## WHAT TO DO
An exact copy of the entries is needed, with every line included.
** Opening INFORMATION PROVIDED block **
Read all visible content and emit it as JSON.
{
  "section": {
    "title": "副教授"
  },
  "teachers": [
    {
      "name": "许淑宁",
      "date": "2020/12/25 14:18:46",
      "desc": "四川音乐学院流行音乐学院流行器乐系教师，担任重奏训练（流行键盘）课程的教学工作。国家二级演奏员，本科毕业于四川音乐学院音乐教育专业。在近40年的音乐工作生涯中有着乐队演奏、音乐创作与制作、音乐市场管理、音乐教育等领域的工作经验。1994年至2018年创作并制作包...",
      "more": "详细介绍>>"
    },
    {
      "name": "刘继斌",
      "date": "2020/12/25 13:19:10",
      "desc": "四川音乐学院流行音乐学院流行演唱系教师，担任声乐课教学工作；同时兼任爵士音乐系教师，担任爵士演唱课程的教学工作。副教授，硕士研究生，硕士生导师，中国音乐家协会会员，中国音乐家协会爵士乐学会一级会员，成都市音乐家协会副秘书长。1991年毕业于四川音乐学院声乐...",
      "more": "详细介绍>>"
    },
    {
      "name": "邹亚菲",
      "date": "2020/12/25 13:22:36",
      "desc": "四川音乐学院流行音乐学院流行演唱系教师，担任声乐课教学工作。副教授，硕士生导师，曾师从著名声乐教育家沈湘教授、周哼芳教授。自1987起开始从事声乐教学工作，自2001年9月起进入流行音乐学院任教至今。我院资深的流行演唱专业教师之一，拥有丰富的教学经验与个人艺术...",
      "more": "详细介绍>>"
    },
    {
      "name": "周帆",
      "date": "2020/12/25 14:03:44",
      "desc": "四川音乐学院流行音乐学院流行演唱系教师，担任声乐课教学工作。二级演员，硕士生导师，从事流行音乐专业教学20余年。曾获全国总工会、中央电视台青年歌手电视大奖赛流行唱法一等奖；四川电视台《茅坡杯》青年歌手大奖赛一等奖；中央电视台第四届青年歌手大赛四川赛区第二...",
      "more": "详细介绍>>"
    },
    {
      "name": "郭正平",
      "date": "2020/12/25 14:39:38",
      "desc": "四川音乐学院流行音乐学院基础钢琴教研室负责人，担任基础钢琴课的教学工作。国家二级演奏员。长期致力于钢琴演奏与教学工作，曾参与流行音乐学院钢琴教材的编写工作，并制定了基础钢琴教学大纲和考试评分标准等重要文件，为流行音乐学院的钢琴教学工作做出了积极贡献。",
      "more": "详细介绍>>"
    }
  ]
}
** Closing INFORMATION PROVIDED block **
## WORKED SOLUTION
Read all visible content and emit it as JSON.
{
  "section": {
    "title": "副教授"
  },
  "teachers": [
    {
      "name": "许淑宁",
      "date": "2020/12/25 14:18:46",
      "desc": "四川音乐学院流行音乐学院流行器乐系教师，担任重奏训练（流行键盘）课程的教学工作。国家二级演奏员，本科毕业于四川音乐学院音乐教育专业。在近40年的音乐工作生涯中有着乐队演奏、音乐创作与制作、音乐市场管理、音乐教育等领域的工作经验。1994年至2018年创作并制作包...",
      "more": "详细介绍>>"
    },
    {
      "name": "刘继斌",
      "date": "2020/12/25 13:19:10",
      "desc": "四川音乐学院流行音乐学院流行演唱系教师，担任声乐课教学工作；同时兼任爵士音乐系教师，担任爵士演唱课程的教学工作。副教授，硕士研究生，硕士生导师，中国音乐家协会会员，中国音乐家协会爵士乐学会一级会员，成都市音乐家协会副秘书长。1991年毕业于四川音乐学院声乐...",
      "more": "详细介绍>>"
    },
    {
      "name": "邹亚菲",
      "date": "2020/12/25 13:22:36",
      "desc": "四川音乐学院流行音乐学院流行演唱系教师，担任声乐课教学工作。副教授，硕士生导师，曾师从著名声乐教育家沈湘教授、周哼芳教授。自1987起开始从事声乐教学工作，自2001年9月起进入流行音乐学院任教至今。我院资深的流行演唱专业教师之一，拥有丰富的教学经验与个人艺术...",
      "more": "详细介绍>>"
    },
    {
      "name": "周帆",
      "date": "2020/12/25 14:03:44",
      "desc": "四川音乐学院流行音乐学院流行演唱系教师，担任声乐课教学工作。二级演员，硕士生导师，从事流行音乐专业教学20余年。曾获全国总工会、中央电视台青年歌手电视大奖赛流行唱法一等奖；四川电视台《茅坡杯》青年歌手大奖赛一等奖；中央电视台第四届青年歌手大赛四川赛区第二...",
      "more": "详细介绍>>"
    },
    {
      "name": "郭正平",
      "date": "2020/12/25 14:39:38",
      "desc": "四川音乐学院流行音乐学院基础钢琴教研室负责人，担任基础钢琴课的教学工作。国家二级演奏员。长期致力于钢琴演奏与教学工作，曾参与流行音乐学院钢琴教材的编写工作，并制定了基础钢琴教学大纲和考试评分标准等重要文件，为流行音乐学院的钢琴教学工作做出了积极贡献。",
      "more": "详细介绍>>"
    }
  ]
}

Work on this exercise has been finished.